## Assignment
An exact copy of the entries below is required, with all pictures removed.

Material for this task: Begin

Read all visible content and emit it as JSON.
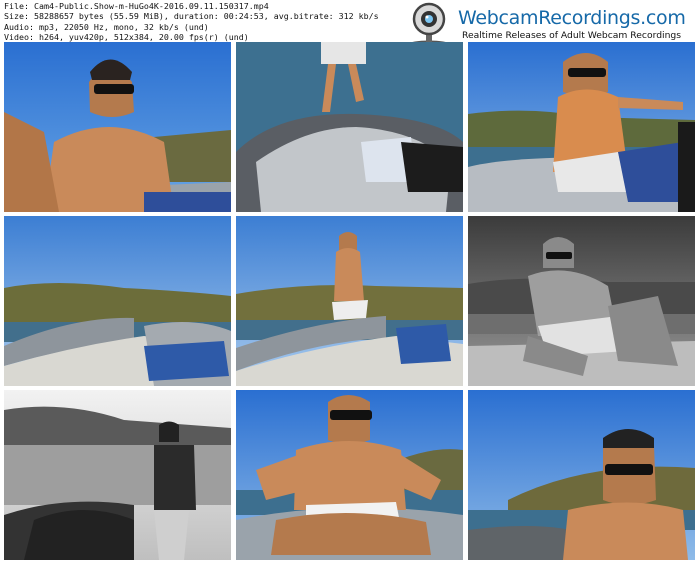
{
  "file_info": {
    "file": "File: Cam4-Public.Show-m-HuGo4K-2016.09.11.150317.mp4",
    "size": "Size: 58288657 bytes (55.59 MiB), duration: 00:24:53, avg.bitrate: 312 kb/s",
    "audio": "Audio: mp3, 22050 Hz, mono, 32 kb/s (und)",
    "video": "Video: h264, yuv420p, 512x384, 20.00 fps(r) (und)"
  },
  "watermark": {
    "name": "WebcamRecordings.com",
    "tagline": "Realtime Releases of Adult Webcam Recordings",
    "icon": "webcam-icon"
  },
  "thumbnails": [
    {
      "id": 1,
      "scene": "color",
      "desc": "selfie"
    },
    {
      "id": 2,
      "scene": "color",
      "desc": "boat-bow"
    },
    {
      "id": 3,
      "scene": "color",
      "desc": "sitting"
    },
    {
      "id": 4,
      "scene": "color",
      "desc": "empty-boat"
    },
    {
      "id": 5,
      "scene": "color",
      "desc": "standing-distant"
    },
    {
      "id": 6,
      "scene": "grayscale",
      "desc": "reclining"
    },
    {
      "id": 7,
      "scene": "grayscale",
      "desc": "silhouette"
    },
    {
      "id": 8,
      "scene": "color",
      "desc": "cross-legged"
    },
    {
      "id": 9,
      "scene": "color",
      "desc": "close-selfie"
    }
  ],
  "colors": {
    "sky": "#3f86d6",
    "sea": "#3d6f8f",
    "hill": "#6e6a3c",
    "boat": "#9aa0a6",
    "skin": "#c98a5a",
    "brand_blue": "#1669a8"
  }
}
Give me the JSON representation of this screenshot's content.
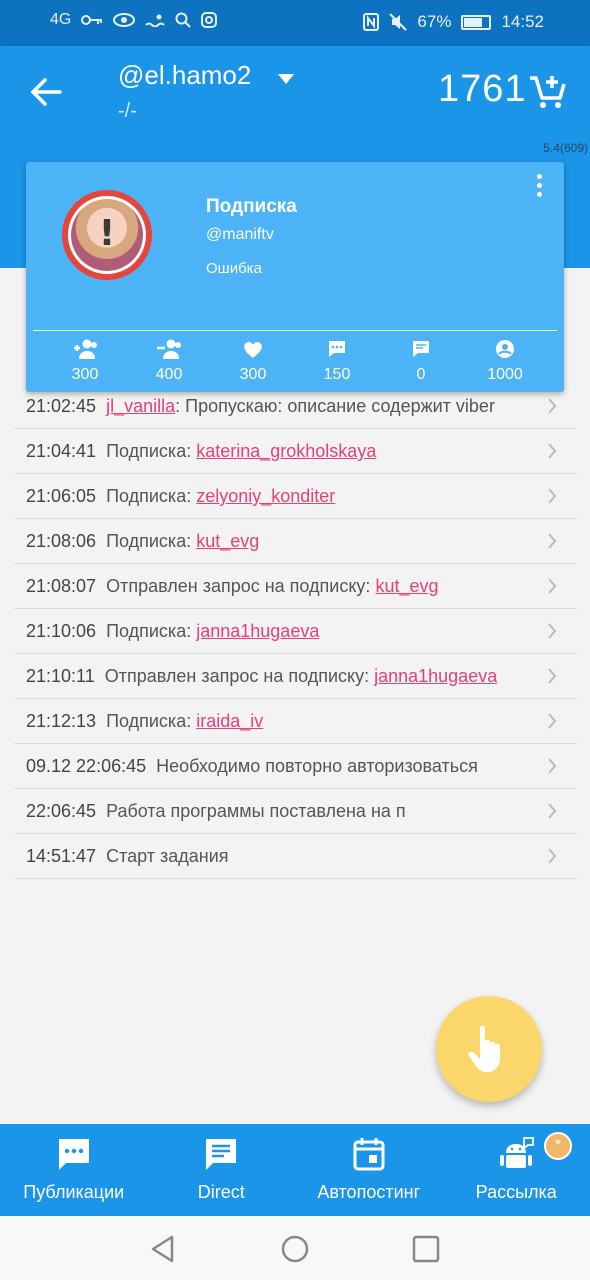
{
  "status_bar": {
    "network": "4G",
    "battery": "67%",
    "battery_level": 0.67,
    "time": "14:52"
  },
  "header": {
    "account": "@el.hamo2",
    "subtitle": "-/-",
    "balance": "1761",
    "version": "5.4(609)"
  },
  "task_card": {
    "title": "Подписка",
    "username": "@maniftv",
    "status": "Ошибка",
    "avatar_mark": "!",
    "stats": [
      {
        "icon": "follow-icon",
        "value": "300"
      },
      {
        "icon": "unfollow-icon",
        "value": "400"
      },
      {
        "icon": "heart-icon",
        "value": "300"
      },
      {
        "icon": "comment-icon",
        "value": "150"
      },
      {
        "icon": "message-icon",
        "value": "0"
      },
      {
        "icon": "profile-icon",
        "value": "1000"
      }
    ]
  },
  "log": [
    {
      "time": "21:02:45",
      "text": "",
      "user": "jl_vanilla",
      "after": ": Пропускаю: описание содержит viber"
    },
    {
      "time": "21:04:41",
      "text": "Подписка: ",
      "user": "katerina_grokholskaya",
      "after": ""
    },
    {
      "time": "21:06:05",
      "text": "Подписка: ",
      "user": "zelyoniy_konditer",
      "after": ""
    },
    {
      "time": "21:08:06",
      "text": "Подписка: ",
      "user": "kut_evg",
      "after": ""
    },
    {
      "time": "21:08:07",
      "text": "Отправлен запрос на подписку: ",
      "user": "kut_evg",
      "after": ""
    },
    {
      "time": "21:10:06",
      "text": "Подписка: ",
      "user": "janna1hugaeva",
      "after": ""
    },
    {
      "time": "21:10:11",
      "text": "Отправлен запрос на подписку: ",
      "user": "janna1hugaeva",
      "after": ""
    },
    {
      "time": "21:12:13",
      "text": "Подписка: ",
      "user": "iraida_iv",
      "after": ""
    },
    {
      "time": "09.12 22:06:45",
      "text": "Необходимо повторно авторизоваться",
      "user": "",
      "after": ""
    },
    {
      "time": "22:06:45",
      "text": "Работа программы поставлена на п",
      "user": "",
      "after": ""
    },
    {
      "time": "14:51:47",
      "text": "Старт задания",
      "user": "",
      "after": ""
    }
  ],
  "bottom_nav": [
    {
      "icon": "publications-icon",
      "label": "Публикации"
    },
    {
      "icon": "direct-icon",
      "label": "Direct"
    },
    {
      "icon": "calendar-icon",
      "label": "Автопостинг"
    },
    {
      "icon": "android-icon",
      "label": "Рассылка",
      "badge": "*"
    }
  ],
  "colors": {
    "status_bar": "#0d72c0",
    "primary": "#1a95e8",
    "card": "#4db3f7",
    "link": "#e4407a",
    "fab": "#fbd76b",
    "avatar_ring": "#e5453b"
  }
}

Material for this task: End

## Problem solution
Read all visible content and emit it as JSON.
{
  "file_info": {
    "file": "File: Cam4-Public.Show-m-HuGo4K-2016.09.11.150317.mp4",
    "size": "Size: 58288657 bytes (55.59 MiB), duration: 00:24:53, avg.bitrate: 312 kb/s",
    "audio": "Audio: mp3, 22050 Hz, mono, 32 kb/s (und)",
    "video": "Video: h264, yuv420p, 512x384, 20.00 fps(r) (und)"
  },
  "watermark": {
    "name": "WebcamRecordings.com",
    "tagline": "Realtime Releases of Adult Webcam Recordings",
    "icon": "webcam-icon"
  },
  "thumbnails": [
    {
      "id": 1,
      "scene": "color",
      "desc": "selfie"
    },
    {
      "id": 2,
      "scene": "color",
      "desc": "boat-bow"
    },
    {
      "id": 3,
      "scene": "color",
      "desc": "sitting"
    },
    {
      "id": 4,
      "scene": "color",
      "desc": "empty-boat"
    },
    {
      "id": 5,
      "scene": "color",
      "desc": "standing-distant"
    },
    {
      "id": 6,
      "scene": "grayscale",
      "desc": "reclining"
    },
    {
      "id": 7,
      "scene": "grayscale",
      "desc": "silhouette"
    },
    {
      "id": 8,
      "scene": "color",
      "desc": "cross-legged"
    },
    {
      "id": 9,
      "scene": "color",
      "desc": "close-selfie"
    }
  ],
  "colors": {
    "sky": "#3f86d6",
    "sea": "#3d6f8f",
    "hill": "#6e6a3c",
    "boat": "#9aa0a6",
    "skin": "#c98a5a",
    "brand_blue": "#1669a8"
  }
}
Give me the JSON representation of this screenshot's content.
{
  "status_bar": {
    "network": "4G",
    "battery": "67%",
    "battery_level": 0.67,
    "time": "14:52"
  },
  "header": {
    "account": "@el.hamo2",
    "subtitle": "-/-",
    "balance": "1761",
    "version": "5.4(609)"
  },
  "task_card": {
    "title": "Подписка",
    "username": "@maniftv",
    "status": "Ошибка",
    "avatar_mark": "!",
    "stats": [
      {
        "icon": "follow-icon",
        "value": "300"
      },
      {
        "icon": "unfollow-icon",
        "value": "400"
      },
      {
        "icon": "heart-icon",
        "value": "300"
      },
      {
        "icon": "comment-icon",
        "value": "150"
      },
      {
        "icon": "message-icon",
        "value": "0"
      },
      {
        "icon": "profile-icon",
        "value": "1000"
      }
    ]
  },
  "log": [
    {
      "time": "21:02:45",
      "text": "",
      "user": "jl_vanilla",
      "after": ": Пропускаю: описание содержит viber"
    },
    {
      "time": "21:04:41",
      "text": "Подписка: ",
      "user": "katerina_grokholskaya",
      "after": ""
    },
    {
      "time": "21:06:05",
      "text": "Подписка: ",
      "user": "zelyoniy_konditer",
      "after": ""
    },
    {
      "time": "21:08:06",
      "text": "Подписка: ",
      "user": "kut_evg",
      "after": ""
    },
    {
      "time": "21:08:07",
      "text": "Отправлен запрос на подписку: ",
      "user": "kut_evg",
      "after": ""
    },
    {
      "time": "21:10:06",
      "text": "Подписка: ",
      "user": "janna1hugaeva",
      "after": ""
    },
    {
      "time": "21:10:11",
      "text": "Отправлен запрос на подписку: ",
      "user": "janna1hugaeva",
      "after": ""
    },
    {
      "time": "21:12:13",
      "text": "Подписка: ",
      "user": "iraida_iv",
      "after": ""
    },
    {
      "time": "09.12 22:06:45",
      "text": "Необходимо повторно авторизоваться",
      "user": "",
      "after": ""
    },
    {
      "time": "22:06:45",
      "text": "Работа программы поставлена на п",
      "user": "",
      "after": ""
    },
    {
      "time": "14:51:47",
      "text": "Старт задания",
      "user": "",
      "after": ""
    }
  ],
  "bottom_nav": [
    {
      "icon": "publications-icon",
      "label": "Публикации"
    },
    {
      "icon": "direct-icon",
      "label": "Direct"
    },
    {
      "icon": "calendar-icon",
      "label": "Автопостинг"
    },
    {
      "icon": "android-icon",
      "label": "Рассылка",
      "badge": "*"
    }
  ],
  "colors": {
    "status_bar": "#0d72c0",
    "primary": "#1a95e8",
    "card": "#4db3f7",
    "link": "#e4407a",
    "fab": "#fbd76b",
    "avatar_ring": "#e5453b"
  }
}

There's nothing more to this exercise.